PROVIDED DATA
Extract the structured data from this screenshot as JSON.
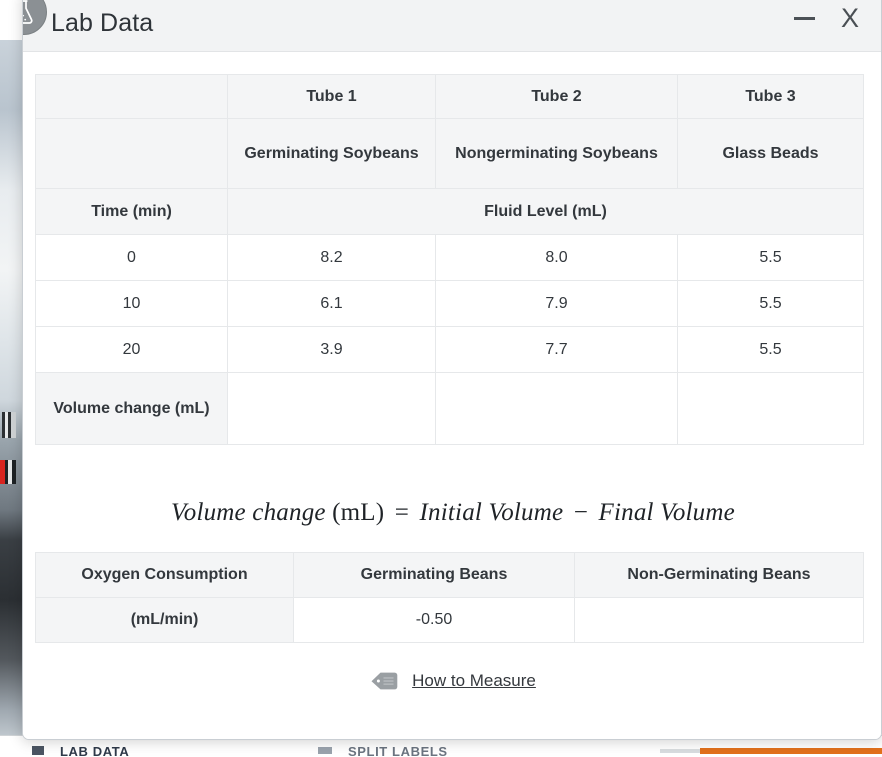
{
  "window": {
    "title": "Lab Data",
    "icon": "flask-icon",
    "minimize_label": "—",
    "close_label": "X"
  },
  "fluid_table": {
    "tube_headers": [
      "Tube 1",
      "Tube 2",
      "Tube 3"
    ],
    "sample_headers": [
      "Germinating Soybeans",
      "Nongerminating Soybeans",
      "Glass Beads"
    ],
    "time_header": "Time (min)",
    "measure_header": "Fluid Level (mL)",
    "rows": [
      {
        "time": "0",
        "tube1": "8.2",
        "tube2": "8.0",
        "tube3": "5.5"
      },
      {
        "time": "10",
        "tube1": "6.1",
        "tube2": "7.9",
        "tube3": "5.5"
      },
      {
        "time": "20",
        "tube1": "3.9",
        "tube2": "7.7",
        "tube3": "5.5"
      }
    ],
    "volume_change_label": "Volume change (mL)",
    "volume_change_values": [
      "",
      "",
      ""
    ]
  },
  "equation": {
    "lhs": "Volume change",
    "lhs_unit": "(mL)",
    "equals": "=",
    "rhs_first": "Initial Volume",
    "minus": "−",
    "rhs_second": "Final Volume"
  },
  "oxygen_table": {
    "headers": [
      "Oxygen Consumption",
      "Germinating Beans",
      "Non-Germinating Beans"
    ],
    "unit_label": "(mL/min)",
    "values": [
      "-0.50",
      ""
    ]
  },
  "how_to_measure": {
    "icon": "tag-icon",
    "label": "How to Measure"
  },
  "background_toolbar": {
    "label_left": "LAB DATA",
    "label_right": "SPLIT LABELS"
  },
  "colors": {
    "titlebar_bg": "#f2f3f4",
    "table_header_bg": "#f4f5f6",
    "border": "#e6e8ea",
    "text": "#33383d",
    "accent_orange": "#e2701b",
    "badge_gray": "#8b9094"
  }
}
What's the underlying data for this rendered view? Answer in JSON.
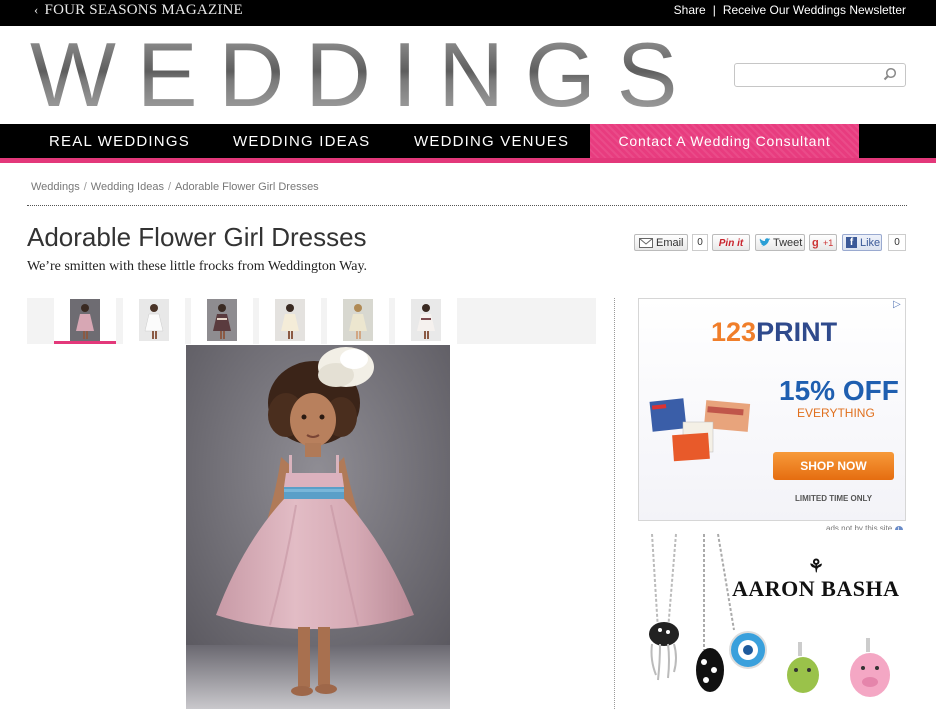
{
  "topbar": {
    "back_label": "FOUR SEASONS MAGAZINE",
    "share_label": "Share",
    "newsletter_label": "Receive Our Weddings Newsletter"
  },
  "header": {
    "logo_text": "WEDDINGS",
    "search_placeholder": ""
  },
  "nav": {
    "items": [
      "REAL WEDDINGS",
      "WEDDING IDEAS",
      "WEDDING VENUES"
    ],
    "contact_label": "Contact A Wedding Consultant"
  },
  "breadcrumb": [
    "Weddings",
    "Wedding Ideas",
    "Adorable Flower Girl Dresses"
  ],
  "article": {
    "title": "Adorable Flower Girl Dresses",
    "subtitle": "We’re smitten with these little frocks from Weddington Way."
  },
  "share": {
    "email_label": "Email",
    "email_count": "0",
    "pin_label": "Pin it",
    "tweet_label": "Tweet",
    "gplus_label": "+1",
    "like_label": "Like",
    "like_count": "0"
  },
  "gallery": {
    "thumb_count": 6,
    "active_index": 0
  },
  "ads": {
    "ad1": {
      "brand": "123PRINT",
      "offer": "15% OFF",
      "sub": "EVERYTHING",
      "cta": "SHOP NOW",
      "fine": "LIMITED TIME ONLY"
    },
    "ads_not_by": "ads not by this site",
    "ad2": {
      "brand": "AARON BASHA"
    }
  },
  "colors": {
    "accent_pink": "#e3387a",
    "nav_black": "#000000",
    "ad_blue": "#1f5fb0",
    "ad_orange": "#f07e2a"
  }
}
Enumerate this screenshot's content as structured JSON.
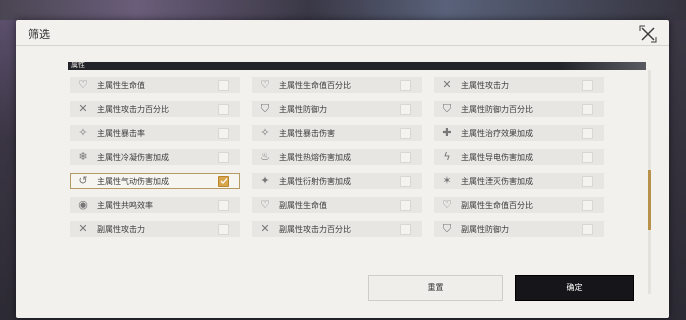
{
  "dialog": {
    "title": "筛选",
    "section_label": "属性",
    "reset_label": "重置",
    "confirm_label": "确定"
  },
  "items": [
    {
      "label": "主属性生命值",
      "icon": "heart-icon",
      "checked": false
    },
    {
      "label": "主属性生命值百分比",
      "icon": "heart-percent-icon",
      "checked": false
    },
    {
      "label": "主属性攻击力",
      "icon": "crossed-swords-icon",
      "checked": false
    },
    {
      "label": "主属性攻击力百分比",
      "icon": "crossed-swords-icon",
      "checked": false
    },
    {
      "label": "主属性防御力",
      "icon": "shield-icon",
      "checked": false
    },
    {
      "label": "主属性防御力百分比",
      "icon": "shield-icon",
      "checked": false
    },
    {
      "label": "主属性暴击率",
      "icon": "crosshair-icon",
      "checked": false
    },
    {
      "label": "主属性暴击伤害",
      "icon": "crosshair-icon",
      "checked": false
    },
    {
      "label": "主属性治疗效果加成",
      "icon": "healing-icon",
      "checked": false
    },
    {
      "label": "主属性冷凝伤害加成",
      "icon": "snowflake-icon",
      "checked": false
    },
    {
      "label": "主属性热熔伤害加成",
      "icon": "flame-icon",
      "checked": false
    },
    {
      "label": "主属性导电伤害加成",
      "icon": "lightning-icon",
      "checked": false
    },
    {
      "label": "主属性气动伤害加成",
      "icon": "wind-icon",
      "checked": true
    },
    {
      "label": "主属性衍射伤害加成",
      "icon": "sparkle-icon",
      "checked": false
    },
    {
      "label": "主属性湮灭伤害加成",
      "icon": "void-icon",
      "checked": false
    },
    {
      "label": "主属性共鸣效率",
      "icon": "resonance-icon",
      "checked": false
    },
    {
      "label": "副属性生命值",
      "icon": "heart-icon",
      "checked": false
    },
    {
      "label": "副属性生命值百分比",
      "icon": "heart-percent-icon",
      "checked": false
    },
    {
      "label": "副属性攻击力",
      "icon": "crossed-swords-icon",
      "checked": false
    },
    {
      "label": "副属性攻击力百分比",
      "icon": "crossed-swords-icon",
      "checked": false
    },
    {
      "label": "副属性防御力",
      "icon": "shield-icon",
      "checked": false
    }
  ],
  "colors": {
    "accent": "#d9a54a",
    "confirm_bg": "#16161a"
  }
}
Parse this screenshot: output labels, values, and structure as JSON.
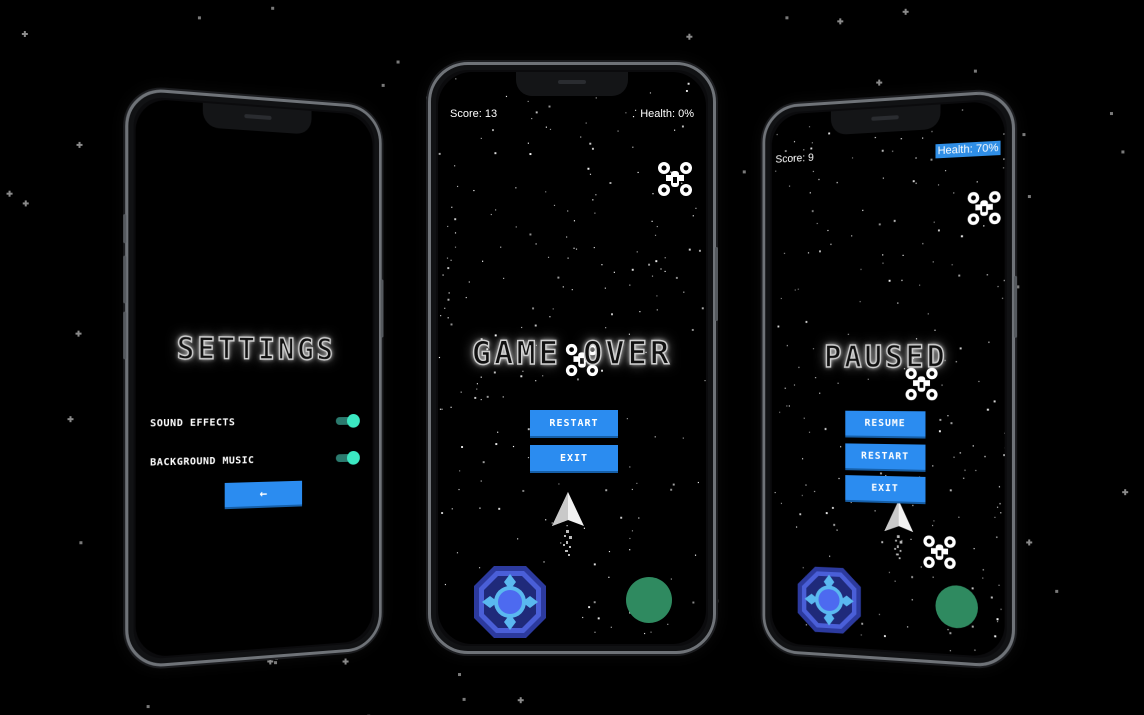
{
  "settings_screen": {
    "title": "SETTINGS",
    "options": [
      {
        "label": "SOUND EFFECTS",
        "enabled": true
      },
      {
        "label": "BACKGROUND MUSIC",
        "enabled": true
      }
    ],
    "back_button": {
      "icon": "arrow-left-icon",
      "glyph": "←"
    }
  },
  "game_over_screen": {
    "score": "Score: 13",
    "health": "Health: 0%",
    "title": "GAME OVER",
    "buttons": {
      "restart": "RESTART",
      "exit": "EXIT"
    }
  },
  "paused_screen": {
    "score": "Score: 9",
    "health": "Health: 70%",
    "title": "PAUSED",
    "buttons": {
      "resume": "RESUME",
      "restart": "RESTART",
      "exit": "EXIT"
    }
  },
  "colors": {
    "button": "#2b8cf0",
    "toggle_on": "#3be8c2",
    "fire_button": "#2f8a60",
    "joystick_outer": "#3a4fd0",
    "joystick_inner": "#4d6af0"
  },
  "icons": [
    "enemy-drone-icon",
    "player-ship-icon",
    "joystick-icon",
    "fire-button-icon",
    "arrow-left-icon"
  ]
}
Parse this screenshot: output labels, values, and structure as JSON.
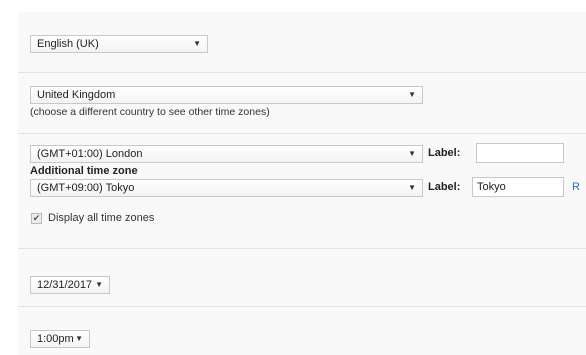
{
  "language": {
    "selected": "English (UK)"
  },
  "country": {
    "selected": "United Kingdom",
    "hint": "(choose a different country to see other time zones)"
  },
  "timezone": {
    "primary": "(GMT+01:00) London",
    "label_text": "Label:",
    "primary_label_value": "",
    "additional_heading": "Additional time zone",
    "additional": "(GMT+09:00) Tokyo",
    "additional_label_value": "Tokyo",
    "cut_link": "R",
    "display_all_label": "Display all time zones",
    "display_all_checked": true
  },
  "date": {
    "selected": "12/31/2017"
  },
  "time": {
    "selected": "1:00pm"
  },
  "icons": {
    "dropdown": "chevron-down-icon",
    "check": "checkmark-icon"
  },
  "colors": {
    "panel_bg": "#f9f9f9",
    "divider": "#e3e3e3",
    "link": "#2a6ac9"
  }
}
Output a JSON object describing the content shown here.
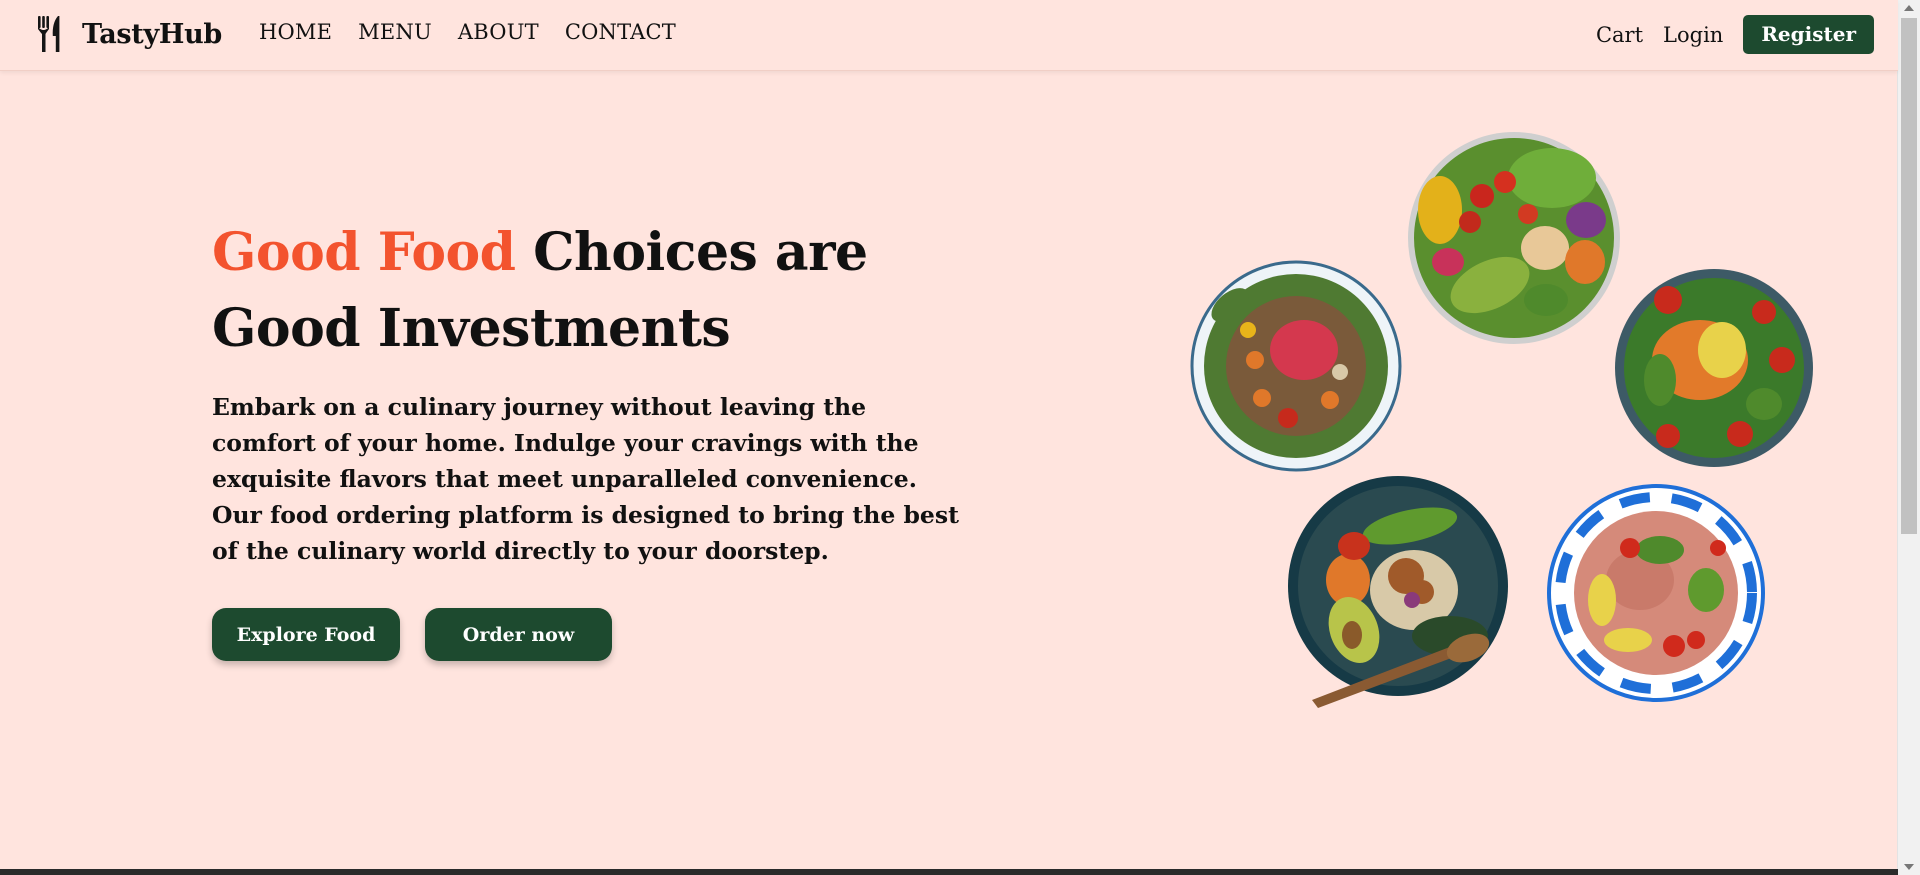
{
  "brand": {
    "name": "TastyHub",
    "logo_icon": "fork-knife-icon"
  },
  "nav": {
    "links": [
      {
        "label": "HOME"
      },
      {
        "label": "MENU"
      },
      {
        "label": "ABOUT"
      },
      {
        "label": "CONTACT"
      }
    ],
    "cart_label": "Cart",
    "login_label": "Login",
    "register_label": "Register"
  },
  "hero": {
    "title_accent": "Good Food",
    "title_rest": " Choices are Good Investments",
    "description": "Embark on a culinary journey without leaving the comfort of your home. Indulge your cravings with the exquisite flavors that meet unparalleled convenience. Our food ordering platform is designed to bring the best of the culinary world directly to your doorstep.",
    "explore_label": "Explore Food",
    "order_label": "Order now"
  },
  "colors": {
    "background": "#ffe4de",
    "accent": "#f3532e",
    "button": "#1d4a2f"
  }
}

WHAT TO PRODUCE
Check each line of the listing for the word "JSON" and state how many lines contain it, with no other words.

SOLUTION FOR THIS EXERCISE
6